Items from an interface collection:
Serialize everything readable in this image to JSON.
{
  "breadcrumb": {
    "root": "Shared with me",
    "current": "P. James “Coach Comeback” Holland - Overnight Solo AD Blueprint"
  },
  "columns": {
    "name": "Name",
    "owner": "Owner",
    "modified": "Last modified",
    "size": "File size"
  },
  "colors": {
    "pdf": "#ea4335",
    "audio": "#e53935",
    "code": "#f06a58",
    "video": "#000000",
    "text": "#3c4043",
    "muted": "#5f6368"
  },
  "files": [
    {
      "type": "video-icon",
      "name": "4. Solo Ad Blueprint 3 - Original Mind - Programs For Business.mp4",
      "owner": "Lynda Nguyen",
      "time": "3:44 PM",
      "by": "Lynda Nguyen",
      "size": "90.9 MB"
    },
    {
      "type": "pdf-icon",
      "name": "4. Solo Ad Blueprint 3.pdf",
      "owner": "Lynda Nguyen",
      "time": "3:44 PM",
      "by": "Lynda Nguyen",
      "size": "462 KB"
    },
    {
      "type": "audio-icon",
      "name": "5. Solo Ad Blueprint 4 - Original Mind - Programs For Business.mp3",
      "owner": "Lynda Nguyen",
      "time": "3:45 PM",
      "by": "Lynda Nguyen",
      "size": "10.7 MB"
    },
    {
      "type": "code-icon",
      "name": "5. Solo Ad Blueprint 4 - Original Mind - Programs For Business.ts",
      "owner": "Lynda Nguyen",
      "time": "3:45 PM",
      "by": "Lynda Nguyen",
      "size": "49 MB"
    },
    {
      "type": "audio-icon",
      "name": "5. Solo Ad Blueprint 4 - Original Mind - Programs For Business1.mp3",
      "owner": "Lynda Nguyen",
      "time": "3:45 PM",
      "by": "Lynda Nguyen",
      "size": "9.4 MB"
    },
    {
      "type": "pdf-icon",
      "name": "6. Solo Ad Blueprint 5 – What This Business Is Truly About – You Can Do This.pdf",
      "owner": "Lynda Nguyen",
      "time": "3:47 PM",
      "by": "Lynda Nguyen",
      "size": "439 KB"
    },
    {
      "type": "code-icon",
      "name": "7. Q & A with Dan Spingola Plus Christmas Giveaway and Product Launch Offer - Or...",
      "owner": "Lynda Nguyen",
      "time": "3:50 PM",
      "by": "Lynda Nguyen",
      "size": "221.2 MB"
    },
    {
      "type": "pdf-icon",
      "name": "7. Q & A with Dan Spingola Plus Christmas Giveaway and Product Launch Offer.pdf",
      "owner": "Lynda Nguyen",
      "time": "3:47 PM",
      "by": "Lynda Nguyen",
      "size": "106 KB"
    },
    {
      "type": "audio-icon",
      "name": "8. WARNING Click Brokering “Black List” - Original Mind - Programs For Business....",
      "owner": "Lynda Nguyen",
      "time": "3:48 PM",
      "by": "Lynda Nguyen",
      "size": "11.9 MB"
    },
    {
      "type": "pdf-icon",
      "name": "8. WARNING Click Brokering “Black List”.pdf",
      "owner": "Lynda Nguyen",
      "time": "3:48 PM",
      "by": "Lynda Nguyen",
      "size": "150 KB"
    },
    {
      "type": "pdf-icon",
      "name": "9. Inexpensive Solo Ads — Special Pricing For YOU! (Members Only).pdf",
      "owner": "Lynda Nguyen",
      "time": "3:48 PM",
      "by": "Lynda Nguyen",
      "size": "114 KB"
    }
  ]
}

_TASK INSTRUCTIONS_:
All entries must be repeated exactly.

_OUTPUT FOR THIS EXERCISE_:
Serialize everything readable in this image to JSON.
{
  "breadcrumb": {
    "root": "Shared with me",
    "current": "P. James “Coach Comeback” Holland - Overnight Solo AD Blueprint"
  },
  "columns": {
    "name": "Name",
    "owner": "Owner",
    "modified": "Last modified",
    "size": "File size"
  },
  "colors": {
    "pdf": "#ea4335",
    "audio": "#e53935",
    "code": "#f06a58",
    "video": "#000000",
    "text": "#3c4043",
    "muted": "#5f6368"
  },
  "files": [
    {
      "type": "video-icon",
      "name": "4. Solo Ad Blueprint 3 - Original Mind - Programs For Business.mp4",
      "owner": "Lynda Nguyen",
      "time": "3:44 PM",
      "by": "Lynda Nguyen",
      "size": "90.9 MB"
    },
    {
      "type": "pdf-icon",
      "name": "4. Solo Ad Blueprint 3.pdf",
      "owner": "Lynda Nguyen",
      "time": "3:44 PM",
      "by": "Lynda Nguyen",
      "size": "462 KB"
    },
    {
      "type": "audio-icon",
      "name": "5. Solo Ad Blueprint 4 - Original Mind - Programs For Business.mp3",
      "owner": "Lynda Nguyen",
      "time": "3:45 PM",
      "by": "Lynda Nguyen",
      "size": "10.7 MB"
    },
    {
      "type": "code-icon",
      "name": "5. Solo Ad Blueprint 4 - Original Mind - Programs For Business.ts",
      "owner": "Lynda Nguyen",
      "time": "3:45 PM",
      "by": "Lynda Nguyen",
      "size": "49 MB"
    },
    {
      "type": "audio-icon",
      "name": "5. Solo Ad Blueprint 4 - Original Mind - Programs For Business1.mp3",
      "owner": "Lynda Nguyen",
      "time": "3:45 PM",
      "by": "Lynda Nguyen",
      "size": "9.4 MB"
    },
    {
      "type": "pdf-icon",
      "name": "6. Solo Ad Blueprint 5 – What This Business Is Truly About – You Can Do This.pdf",
      "owner": "Lynda Nguyen",
      "time": "3:47 PM",
      "by": "Lynda Nguyen",
      "size": "439 KB"
    },
    {
      "type": "code-icon",
      "name": "7. Q & A with Dan Spingola Plus Christmas Giveaway and Product Launch Offer - Or...",
      "owner": "Lynda Nguyen",
      "time": "3:50 PM",
      "by": "Lynda Nguyen",
      "size": "221.2 MB"
    },
    {
      "type": "pdf-icon",
      "name": "7. Q & A with Dan Spingola Plus Christmas Giveaway and Product Launch Offer.pdf",
      "owner": "Lynda Nguyen",
      "time": "3:47 PM",
      "by": "Lynda Nguyen",
      "size": "106 KB"
    },
    {
      "type": "audio-icon",
      "name": "8. WARNING Click Brokering “Black List” - Original Mind - Programs For Business....",
      "owner": "Lynda Nguyen",
      "time": "3:48 PM",
      "by": "Lynda Nguyen",
      "size": "11.9 MB"
    },
    {
      "type": "pdf-icon",
      "name": "8. WARNING Click Brokering “Black List”.pdf",
      "owner": "Lynda Nguyen",
      "time": "3:48 PM",
      "by": "Lynda Nguyen",
      "size": "150 KB"
    },
    {
      "type": "pdf-icon",
      "name": "9. Inexpensive Solo Ads — Special Pricing For YOU! (Members Only).pdf",
      "owner": "Lynda Nguyen",
      "time": "3:48 PM",
      "by": "Lynda Nguyen",
      "size": "114 KB"
    }
  ]
}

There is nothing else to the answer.